- n. an event resulting in great loss and misfortune
- n. drama in which the protagonist is overcome by some superior force or circumstance; excites terror or pity
- From the Middle English tragedie, from the Old French tragedie, from the Latin tragoedia, from the Ancient Greek τραγῳδία (tragōidia, "epic play, tragedy"), from τράγος (tragos, "male goat") + ᾠδή (ōidē, "song"), a reference to the goat-satyrs of the theatrical plays of the Dorians. (Wiktionary)
- Middle English tragedie, from Old French, from Latin tragoedia, from Greek tragōidiā : tragos, goat + aoidē, ōidē, song. (American Heritage® Dictionary of the English Language, Fourth Edition)
“The "sealing of fate" turning point in tragedy is distinct enough to be evaluated as a "sealing of fate".”
“Mr. Putin described the actions by the Western allies in Libya as an "outrageous violation" of a United Nations resolution that had led to what he called a "tragedy.”
“Some have said that tweeting during a tragedy is akin to fiddling while Rome burns, that it is evidence of a narcissistic soul.”
“This tragedy is ours: we made it, we own it, and we can stop it.”

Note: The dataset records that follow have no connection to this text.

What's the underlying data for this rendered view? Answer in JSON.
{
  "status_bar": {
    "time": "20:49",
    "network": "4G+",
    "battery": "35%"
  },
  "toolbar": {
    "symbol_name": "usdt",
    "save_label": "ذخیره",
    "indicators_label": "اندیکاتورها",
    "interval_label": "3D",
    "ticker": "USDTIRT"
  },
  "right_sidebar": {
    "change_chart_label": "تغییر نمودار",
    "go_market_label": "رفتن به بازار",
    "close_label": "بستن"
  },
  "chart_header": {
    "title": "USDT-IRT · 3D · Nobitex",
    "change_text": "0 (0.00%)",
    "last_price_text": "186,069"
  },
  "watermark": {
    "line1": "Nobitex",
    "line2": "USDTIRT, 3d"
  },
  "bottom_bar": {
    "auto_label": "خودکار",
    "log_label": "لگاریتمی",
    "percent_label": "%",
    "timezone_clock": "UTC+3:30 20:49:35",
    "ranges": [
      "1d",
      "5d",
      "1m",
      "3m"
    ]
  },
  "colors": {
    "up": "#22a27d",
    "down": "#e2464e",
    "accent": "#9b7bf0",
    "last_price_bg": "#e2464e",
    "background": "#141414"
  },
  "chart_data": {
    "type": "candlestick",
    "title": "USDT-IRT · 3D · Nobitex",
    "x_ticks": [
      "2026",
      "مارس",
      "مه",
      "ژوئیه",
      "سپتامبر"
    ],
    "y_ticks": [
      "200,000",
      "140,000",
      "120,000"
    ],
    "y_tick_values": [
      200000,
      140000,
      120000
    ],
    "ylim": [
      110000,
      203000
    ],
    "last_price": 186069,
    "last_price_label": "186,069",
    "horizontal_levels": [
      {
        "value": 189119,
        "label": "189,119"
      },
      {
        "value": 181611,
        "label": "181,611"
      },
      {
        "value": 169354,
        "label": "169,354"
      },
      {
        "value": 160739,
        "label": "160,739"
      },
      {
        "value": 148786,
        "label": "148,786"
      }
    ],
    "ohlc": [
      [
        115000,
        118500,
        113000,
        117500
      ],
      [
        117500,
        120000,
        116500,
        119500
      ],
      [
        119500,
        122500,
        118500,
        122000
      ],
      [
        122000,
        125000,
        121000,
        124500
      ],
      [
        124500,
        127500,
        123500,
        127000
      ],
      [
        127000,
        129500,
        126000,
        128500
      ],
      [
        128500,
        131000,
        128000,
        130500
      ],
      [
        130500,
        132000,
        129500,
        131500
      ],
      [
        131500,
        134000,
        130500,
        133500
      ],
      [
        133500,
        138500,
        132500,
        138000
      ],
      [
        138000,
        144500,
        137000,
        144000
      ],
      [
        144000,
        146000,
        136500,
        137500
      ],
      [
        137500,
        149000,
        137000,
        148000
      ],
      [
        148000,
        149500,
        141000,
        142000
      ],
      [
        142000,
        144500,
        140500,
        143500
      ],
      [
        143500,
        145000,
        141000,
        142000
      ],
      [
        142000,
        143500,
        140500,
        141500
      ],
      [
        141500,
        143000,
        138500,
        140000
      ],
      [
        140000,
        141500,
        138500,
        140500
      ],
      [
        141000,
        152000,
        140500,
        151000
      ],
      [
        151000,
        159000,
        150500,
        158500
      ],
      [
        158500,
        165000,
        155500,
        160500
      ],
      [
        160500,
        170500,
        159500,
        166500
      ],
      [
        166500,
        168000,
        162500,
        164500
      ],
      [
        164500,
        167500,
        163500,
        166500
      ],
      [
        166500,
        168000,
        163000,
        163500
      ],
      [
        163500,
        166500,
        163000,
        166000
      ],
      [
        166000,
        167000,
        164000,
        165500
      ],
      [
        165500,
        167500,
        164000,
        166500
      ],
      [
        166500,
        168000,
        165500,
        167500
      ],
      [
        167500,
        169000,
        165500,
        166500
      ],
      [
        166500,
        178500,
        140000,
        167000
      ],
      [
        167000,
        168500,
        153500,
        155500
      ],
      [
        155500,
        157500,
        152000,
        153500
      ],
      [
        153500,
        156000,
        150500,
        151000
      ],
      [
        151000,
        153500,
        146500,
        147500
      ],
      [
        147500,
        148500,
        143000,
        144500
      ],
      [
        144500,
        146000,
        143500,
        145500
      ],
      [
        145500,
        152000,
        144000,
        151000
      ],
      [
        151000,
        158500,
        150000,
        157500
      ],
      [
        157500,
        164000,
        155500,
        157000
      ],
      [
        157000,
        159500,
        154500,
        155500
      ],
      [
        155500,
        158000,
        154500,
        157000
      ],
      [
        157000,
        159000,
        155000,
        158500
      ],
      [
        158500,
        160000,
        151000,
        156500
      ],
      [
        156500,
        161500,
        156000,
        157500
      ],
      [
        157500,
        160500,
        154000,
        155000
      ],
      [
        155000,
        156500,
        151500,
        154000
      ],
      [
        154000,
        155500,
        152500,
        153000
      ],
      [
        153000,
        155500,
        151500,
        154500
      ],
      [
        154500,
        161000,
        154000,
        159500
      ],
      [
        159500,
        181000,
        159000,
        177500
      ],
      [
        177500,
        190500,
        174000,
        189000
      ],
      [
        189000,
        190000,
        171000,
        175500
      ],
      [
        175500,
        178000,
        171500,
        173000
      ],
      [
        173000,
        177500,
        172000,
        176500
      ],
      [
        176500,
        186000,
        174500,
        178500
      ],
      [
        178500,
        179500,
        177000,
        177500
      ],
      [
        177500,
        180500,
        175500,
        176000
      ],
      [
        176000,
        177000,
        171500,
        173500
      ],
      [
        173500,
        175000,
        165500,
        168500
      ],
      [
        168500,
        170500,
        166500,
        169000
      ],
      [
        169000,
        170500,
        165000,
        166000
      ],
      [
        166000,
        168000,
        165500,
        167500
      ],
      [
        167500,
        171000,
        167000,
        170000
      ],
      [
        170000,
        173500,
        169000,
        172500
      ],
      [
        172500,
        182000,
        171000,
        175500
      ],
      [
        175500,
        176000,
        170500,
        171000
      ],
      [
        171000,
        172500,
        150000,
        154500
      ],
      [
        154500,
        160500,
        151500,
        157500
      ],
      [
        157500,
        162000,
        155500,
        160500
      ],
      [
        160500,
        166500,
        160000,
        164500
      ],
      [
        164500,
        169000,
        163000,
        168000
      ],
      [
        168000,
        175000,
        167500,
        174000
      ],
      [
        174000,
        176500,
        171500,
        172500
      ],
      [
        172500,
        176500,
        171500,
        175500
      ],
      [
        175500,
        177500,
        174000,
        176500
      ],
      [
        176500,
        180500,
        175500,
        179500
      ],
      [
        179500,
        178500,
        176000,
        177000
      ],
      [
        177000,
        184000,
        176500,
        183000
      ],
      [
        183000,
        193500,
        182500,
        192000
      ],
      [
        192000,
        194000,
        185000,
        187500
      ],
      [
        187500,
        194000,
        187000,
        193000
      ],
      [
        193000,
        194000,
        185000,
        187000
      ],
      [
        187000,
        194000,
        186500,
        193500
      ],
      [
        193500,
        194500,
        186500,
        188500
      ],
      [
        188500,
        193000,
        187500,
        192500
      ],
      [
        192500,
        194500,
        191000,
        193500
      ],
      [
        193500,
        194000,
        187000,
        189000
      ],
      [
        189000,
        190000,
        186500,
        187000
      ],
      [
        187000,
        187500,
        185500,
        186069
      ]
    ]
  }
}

“To call this possibility a tragedy is an unacceptable understatement.”
“The protagonist of the tragedy is the son of King Laius and Queen Jocasta of Thebes.”
“Unfortunately this tragedy is the result … of an act by the policeman to fire into the air.”
“Almost a thousand Palestinian civilians were dead from Israel's recent Blitz on Gaza before Barack Obama interrupted his mantra, that there's only one president at a time, to bemoan what he called a tragedy for both sides.”
“It might be thought these then represent the only two possible modes, but inside these extremes Rabindra identified two other modes of emplotment, which he called tragedy and comedy.”
These user-created lists contain the word ‘tragedy’.
A collection of words found in English that are either purely Greek or have Greek etymology.
Please add with caution and certainty. Will be regularly updated by me.
Loved for their ingenuity, an exact description, or simply for the pure joy of it.
Culturally defined terms and expressions from the four corners of the world
inspired by Mistakes Were Made. Words for things going wrong in a manner particularly violent, stupid, soul-crushing, boggling, grandiose, or any combination of these qualities.
catalysts leading to action.
aka the inciting incident, point of attack there's no major rules here, broad umbrella terms or specific works for now.
( randomness, writing )
Very basic words for ESL students.
words I adore....
2007 Scripps National Spelling Bee Round 2
Looking for tweets for tragedy.